Albert KombaThe Johns Hopkins Bloomberg School of Public Health has named two students as 2008-2009 De Beers African Health Scholars. The program aims to strengthen Africa’s public health infrastructure by training African leaders to improve the health system.

Albert Komba, MD, is a Tanzanian pediatrician and researcher in Dar es Salaam. As an employee at Wellcome Trust, Komba coordinates sickle cell disease research and participates in a number of research projects throughout Africa with a public health focus on HIV, malaria and malnutrition. Komba, past president of the National Medical Students’ Association in Tanzania and a recipient of the William Makene Memorial Prize for the best student in internal medicine, hopes to acquire the skills necessary to prevent disease and build a healthy Africa.

Joel SteingoJoel Steingo, MD, a South African physician, has a special interest in epidemiology and infectious disease medicine. As a medical officer, Steingo works predominately with HIV patients in antenatal clinics in the peri-urban areas of Cape Town and Johannesburg. He also works with the Keiskamma Health Trust and Department of Health to address the health care needs of HIV patients in the eastern Cape’s Peddie District. A Dean's Merit List and Academic Merit Scholarship award recipient, Steingo believes the MPH program at Johns Hopkins Bloomberg School of Public Health will provide him with the tools to address the HIV crisis in South Africa.

“The people of Africa face many health challenges, which are often compounded by poverty and a lack of public health infrastructure,” said Michael J. Klag, MD, MPH, dean of the Bloomberg School of Public Health. “The De Beers African Health Scholars Program provides a critical opportunity for these students to gain the skills needed to strengthen the health care infrastructure of Africa. They will become the public health leaders of tomorrow.”

The De Beers African Health Scholars program provides full tuition, as well as a stipend for living expenses and transportation for two African graduate students each year to earn their master of public health (MPH) degrees. Scholars participate in a practicum experience on a major health problem in Africa, such as HIV/AIDS, malaria or malnutrition. After completing their studies, the students return to Africa to apply the skills they have learned.

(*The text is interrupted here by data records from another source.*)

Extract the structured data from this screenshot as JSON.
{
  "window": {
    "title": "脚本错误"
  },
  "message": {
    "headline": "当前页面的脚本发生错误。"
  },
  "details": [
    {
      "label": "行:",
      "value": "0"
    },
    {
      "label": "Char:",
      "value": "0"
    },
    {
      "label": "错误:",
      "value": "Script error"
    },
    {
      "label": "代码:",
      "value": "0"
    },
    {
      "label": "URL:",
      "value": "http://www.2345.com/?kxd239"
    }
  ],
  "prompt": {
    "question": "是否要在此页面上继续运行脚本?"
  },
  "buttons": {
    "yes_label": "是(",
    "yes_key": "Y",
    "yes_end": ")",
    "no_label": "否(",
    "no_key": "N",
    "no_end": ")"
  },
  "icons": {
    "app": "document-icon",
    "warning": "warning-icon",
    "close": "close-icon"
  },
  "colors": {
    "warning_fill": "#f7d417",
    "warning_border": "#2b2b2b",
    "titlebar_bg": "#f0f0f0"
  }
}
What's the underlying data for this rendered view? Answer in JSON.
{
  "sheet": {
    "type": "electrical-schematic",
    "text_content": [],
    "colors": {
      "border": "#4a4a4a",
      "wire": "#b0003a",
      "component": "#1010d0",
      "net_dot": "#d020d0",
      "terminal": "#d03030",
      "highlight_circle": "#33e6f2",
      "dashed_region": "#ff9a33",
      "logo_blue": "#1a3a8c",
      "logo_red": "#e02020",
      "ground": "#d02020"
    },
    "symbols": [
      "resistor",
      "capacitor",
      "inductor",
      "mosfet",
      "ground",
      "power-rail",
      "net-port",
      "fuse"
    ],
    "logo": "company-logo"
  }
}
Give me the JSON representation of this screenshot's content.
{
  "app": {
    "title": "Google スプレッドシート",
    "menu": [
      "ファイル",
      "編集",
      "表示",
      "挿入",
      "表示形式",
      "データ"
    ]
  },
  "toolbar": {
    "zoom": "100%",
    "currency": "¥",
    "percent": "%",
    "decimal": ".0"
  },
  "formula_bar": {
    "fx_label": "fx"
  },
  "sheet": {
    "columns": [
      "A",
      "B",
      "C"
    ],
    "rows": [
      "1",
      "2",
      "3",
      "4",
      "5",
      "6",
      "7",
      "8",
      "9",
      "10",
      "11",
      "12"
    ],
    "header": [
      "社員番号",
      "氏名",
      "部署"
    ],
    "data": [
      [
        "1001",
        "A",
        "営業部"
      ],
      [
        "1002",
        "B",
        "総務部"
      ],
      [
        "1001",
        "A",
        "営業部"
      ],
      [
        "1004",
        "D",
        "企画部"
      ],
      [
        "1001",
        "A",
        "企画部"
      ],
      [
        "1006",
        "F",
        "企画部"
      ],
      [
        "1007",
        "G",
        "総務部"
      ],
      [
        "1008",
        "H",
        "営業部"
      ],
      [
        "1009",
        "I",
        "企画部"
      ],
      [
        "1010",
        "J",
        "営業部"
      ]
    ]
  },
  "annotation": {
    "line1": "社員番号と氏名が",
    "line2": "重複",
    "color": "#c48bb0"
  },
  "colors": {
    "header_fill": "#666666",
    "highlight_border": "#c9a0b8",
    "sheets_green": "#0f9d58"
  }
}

"Communities are built, in part, on access to quality health care. As a proudly African company, De Beers believes that business has an important role to play in strengthening African communities by creating a sustainable skill base of trained doctors that form an important medical foundation from which a community can grow,” says Rosalind Kainyah, president of De Beers Inc. “We are proud to be supporting Albert and Joel and look forward to following their progress in the years ahead."

Public Affairs media contact: Natalie Wood-Wright at 410-614-6029 or nwoodwri@jhsph.edu.